## DATA EXTRACT
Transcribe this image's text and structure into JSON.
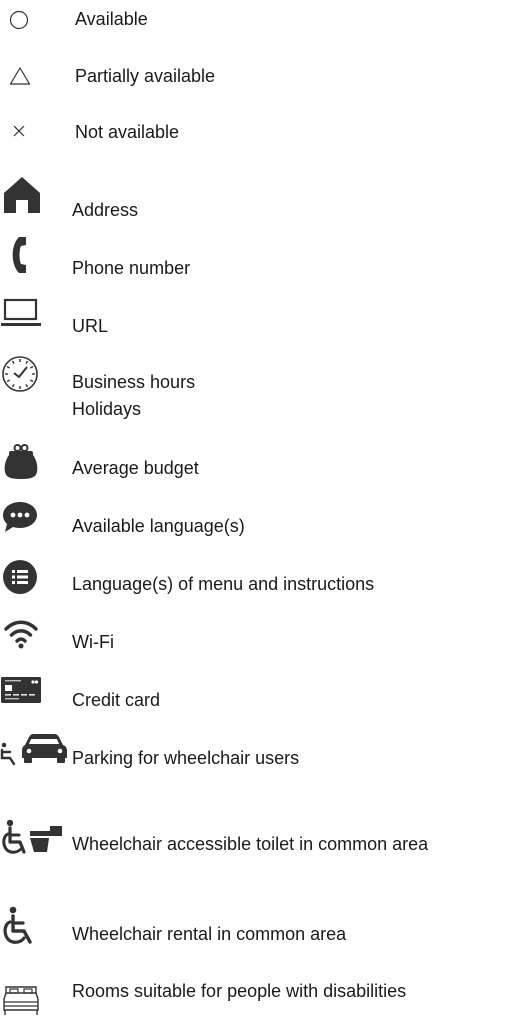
{
  "legend": {
    "available": {
      "label": "Available",
      "icon": "circle-icon"
    },
    "partially_available": {
      "label": "Partially available",
      "icon": "triangle-icon"
    },
    "not_available": {
      "label": "Not available",
      "icon": "cross-icon"
    },
    "address": {
      "label": "Address",
      "icon": "home-icon"
    },
    "phone": {
      "label": "Phone number",
      "icon": "phone-icon"
    },
    "url": {
      "label": "URL",
      "icon": "laptop-icon"
    },
    "business_hours": {
      "label_line1": "Business hours",
      "label_line2": "Holidays",
      "icon": "clock-icon"
    },
    "budget": {
      "label": "Average budget",
      "icon": "purse-icon"
    },
    "languages": {
      "label": "Available language(s)",
      "icon": "speech-bubble-icon"
    },
    "menu_languages": {
      "label": "Language(s) of menu and instructions",
      "icon": "list-icon"
    },
    "wifi": {
      "label": "Wi-Fi",
      "icon": "wifi-icon"
    },
    "credit_card": {
      "label": "Credit card",
      "icon": "credit-card-icon"
    },
    "parking": {
      "label": "Parking for wheelchair users",
      "icon": "wheelchair-car-icon"
    },
    "toilet": {
      "label": "Wheelchair accessible toilet in common area",
      "icon": "wheelchair-toilet-icon"
    },
    "wheelchair_rental": {
      "label": "Wheelchair rental in common area",
      "icon": "wheelchair-icon"
    },
    "accessible_rooms": {
      "label": "Rooms suitable for people with disabilities",
      "icon": "bed-icon"
    }
  },
  "colors": {
    "icon": "#333333",
    "text": "#1a1a1a",
    "background": "#ffffff"
  }
}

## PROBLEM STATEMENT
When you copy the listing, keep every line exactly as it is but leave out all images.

## REPLY TO THE TASK
Transcribe this image's text and structure into JSON.
{
  "legend": {
    "available": {
      "label": "Available",
      "icon": "circle-icon"
    },
    "partially_available": {
      "label": "Partially available",
      "icon": "triangle-icon"
    },
    "not_available": {
      "label": "Not available",
      "icon": "cross-icon"
    },
    "address": {
      "label": "Address",
      "icon": "home-icon"
    },
    "phone": {
      "label": "Phone number",
      "icon": "phone-icon"
    },
    "url": {
      "label": "URL",
      "icon": "laptop-icon"
    },
    "business_hours": {
      "label_line1": "Business hours",
      "label_line2": "Holidays",
      "icon": "clock-icon"
    },
    "budget": {
      "label": "Average budget",
      "icon": "purse-icon"
    },
    "languages": {
      "label": "Available language(s)",
      "icon": "speech-bubble-icon"
    },
    "menu_languages": {
      "label": "Language(s) of menu and instructions",
      "icon": "list-icon"
    },
    "wifi": {
      "label": "Wi-Fi",
      "icon": "wifi-icon"
    },
    "credit_card": {
      "label": "Credit card",
      "icon": "credit-card-icon"
    },
    "parking": {
      "label": "Parking for wheelchair users",
      "icon": "wheelchair-car-icon"
    },
    "toilet": {
      "label": "Wheelchair accessible toilet in common area",
      "icon": "wheelchair-toilet-icon"
    },
    "wheelchair_rental": {
      "label": "Wheelchair rental in common area",
      "icon": "wheelchair-icon"
    },
    "accessible_rooms": {
      "label": "Rooms suitable for people with disabilities",
      "icon": "bed-icon"
    }
  },
  "colors": {
    "icon": "#333333",
    "text": "#1a1a1a",
    "background": "#ffffff"
  }
}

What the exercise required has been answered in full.